- The NOAA Coastal Service Center’s Digital Coasts website, which couples data and tools together to help inform coastal decision makers. See their Digital Coasts in Action page for examples on how some communities (including several in the region) are using the site.
- The National Assessment of Coastal Vulnerability to Sea-Level Rise: Preliminary Results for the U.S. Gulf of Mexico Coast provides information on coastal vulnerability as they relate to geomorphology, shoreline slope, tide range, wave height, and shoreline change rates.
- The iCAT Damage Estimator is a web tool that shows storms from 1900 to the present with damage projections for how much damage each storm would cause if it were to hit today (read our post on the iCAT Damage Estimator).
Where to Use Additional Information on Coastal Hazard Risks
As your community’s understanding of local flood and erosion risks improves, so do your chances of successfully addressing them. For example, more detailed information on areas prone to flooding, erosion, or storm damage will allow your community to better plan for development in its master plan, more efficiently prepare for emergencies in its disaster response plan, and more effectively help educate its citizens as to the real risks they face. Following are some areas where your community can use its newly found hazard information.
- Regulations and Development Standards
- Emergency Services
- Education and Outreach
* Your community needs only 500 points to qualify for reduced flood insurance premiums through the Community Rating System (CRS). For more information (including how to apply for the CRS program), see our Community Rating System (CRS) primer.
Notes from the folks at CRS:

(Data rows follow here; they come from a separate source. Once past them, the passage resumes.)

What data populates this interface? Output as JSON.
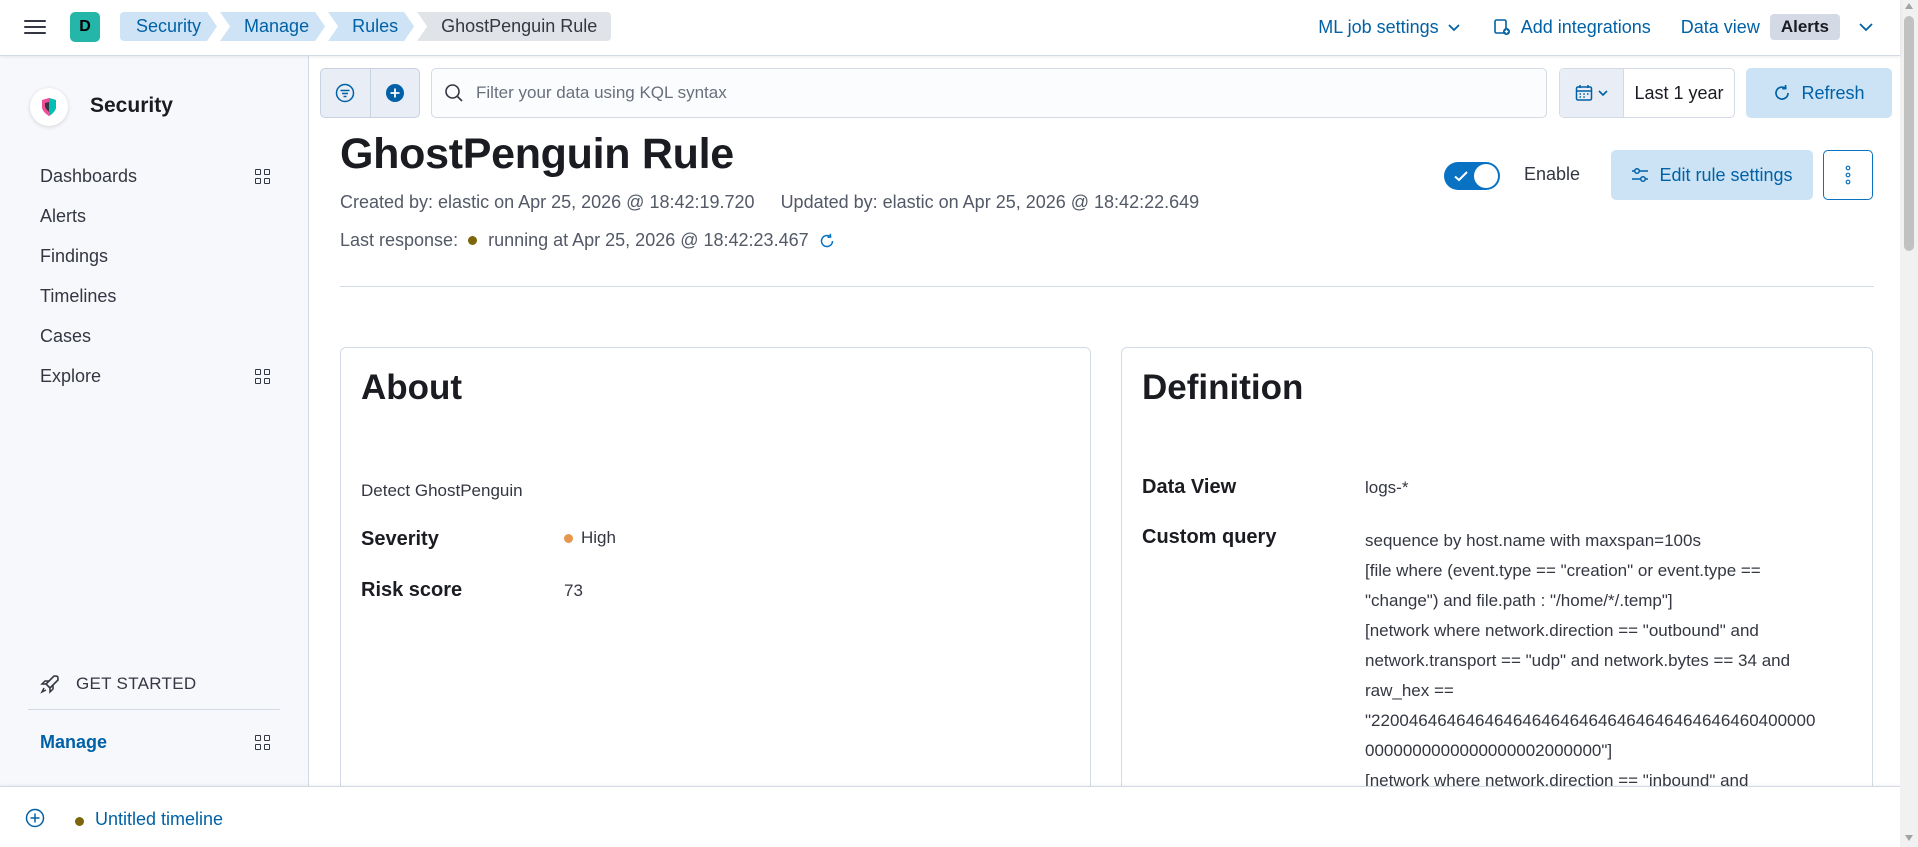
{
  "header": {
    "space_initial": "D",
    "breadcrumbs": [
      "Security",
      "Manage",
      "Rules",
      "GhostPenguin Rule"
    ],
    "ml_job_settings": "ML job settings",
    "add_integrations": "Add integrations",
    "data_view_label": "Data view",
    "data_view_value": "Alerts"
  },
  "sidebar": {
    "title": "Security",
    "items": [
      {
        "label": "Dashboards",
        "icon": "grid-icon"
      },
      {
        "label": "Alerts"
      },
      {
        "label": "Findings"
      },
      {
        "label": "Timelines"
      },
      {
        "label": "Cases"
      },
      {
        "label": "Explore",
        "icon": "grid-icon"
      }
    ],
    "get_started": "GET STARTED",
    "manage": "Manage"
  },
  "query_bar": {
    "placeholder": "Filter your data using KQL syntax",
    "date_range": "Last 1 year",
    "refresh": "Refresh"
  },
  "rule": {
    "title": "GhostPenguin Rule",
    "created": "Created by: elastic on Apr 25, 2026 @ 18:42:19.720",
    "updated": "Updated by: elastic on Apr 25, 2026 @ 18:42:22.649",
    "last_response_label": "Last response:",
    "last_response_value": "running at Apr 25, 2026 @ 18:42:23.467",
    "enable_label": "Enable",
    "enabled": true,
    "edit_settings": "Edit rule settings"
  },
  "about": {
    "title": "About",
    "description": "Detect GhostPenguin",
    "severity_label": "Severity",
    "severity_value": "High",
    "severity_color": "#e7974b",
    "risk_label": "Risk score",
    "risk_value": "73"
  },
  "definition": {
    "title": "Definition",
    "data_view_label": "Data View",
    "data_view_value": "logs-*",
    "custom_query_label": "Custom query",
    "query_lines": [
      "sequence by host.name with maxspan=100s",
      "[file where (event.type == \"creation\" or event.type ==",
      "\"change\") and file.path : \"/home/*/.temp\"]",
      "[network where network.direction == \"outbound\" and",
      "network.transport == \"udp\" and network.bytes == 34 and",
      "raw_hex ==",
      "\"22004646464646464646464646464646464646460400000",
      "0000000000000000002000000\"]",
      "[network where network.direction == \"inbound\" and"
    ]
  },
  "timeline": {
    "label": "Untitled timeline"
  }
}
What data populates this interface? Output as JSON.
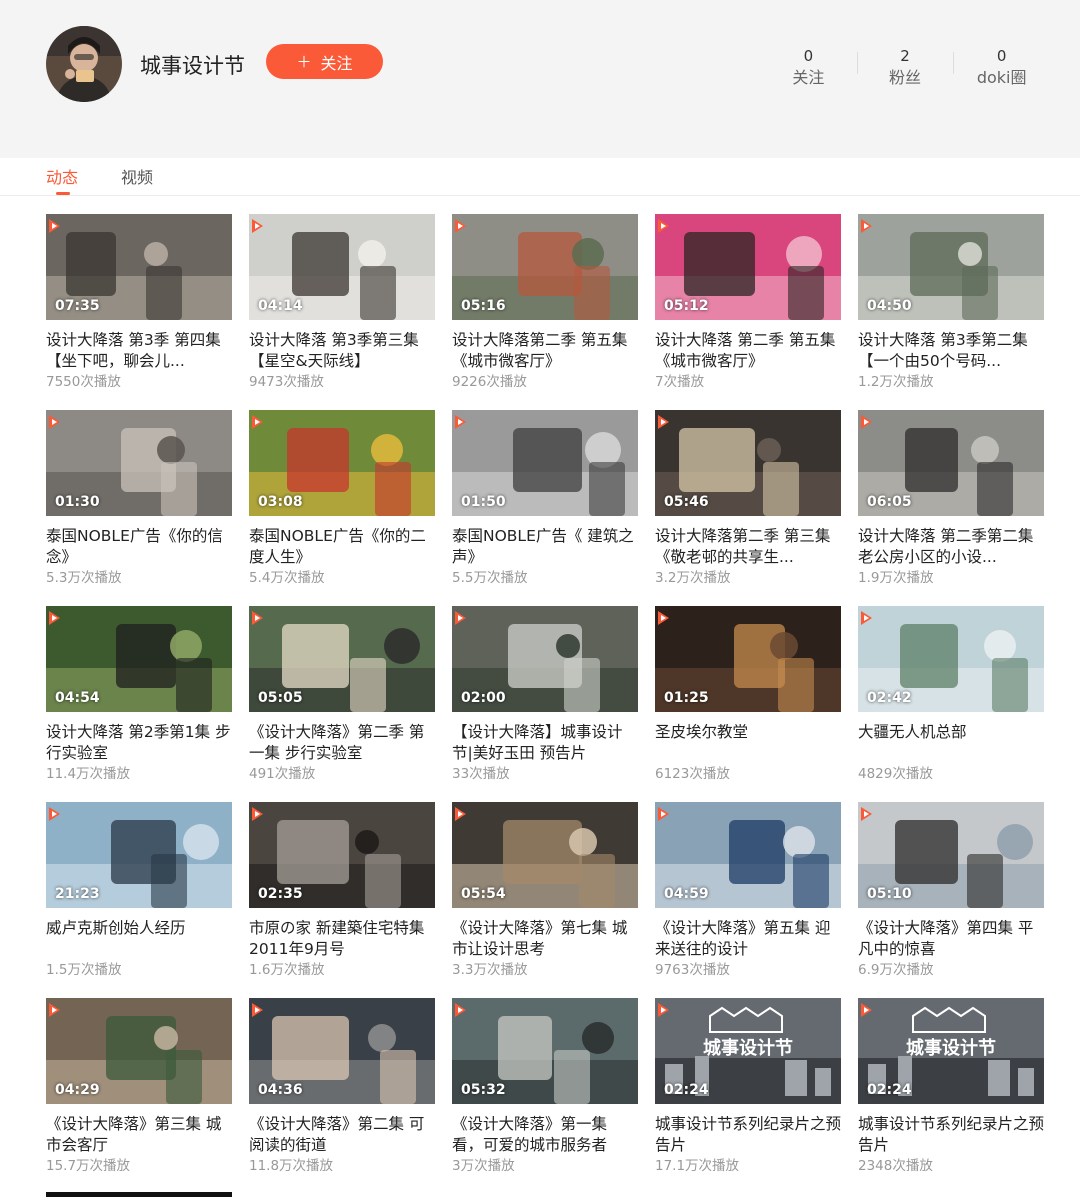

“Local governments preparing floodplain management plans or hazard mitigation plans should seek and utilize flood risk information from Federal, State and Regional agencies. For coastal communities this should include information on their shoreline change history, sea-level rise and storm surge. More credit is provided to local governments that research and use information on other risks such as high winds, subsidence and ground movement. In CRS that effort is credited under Activity 510 Floodplain Management Planning.”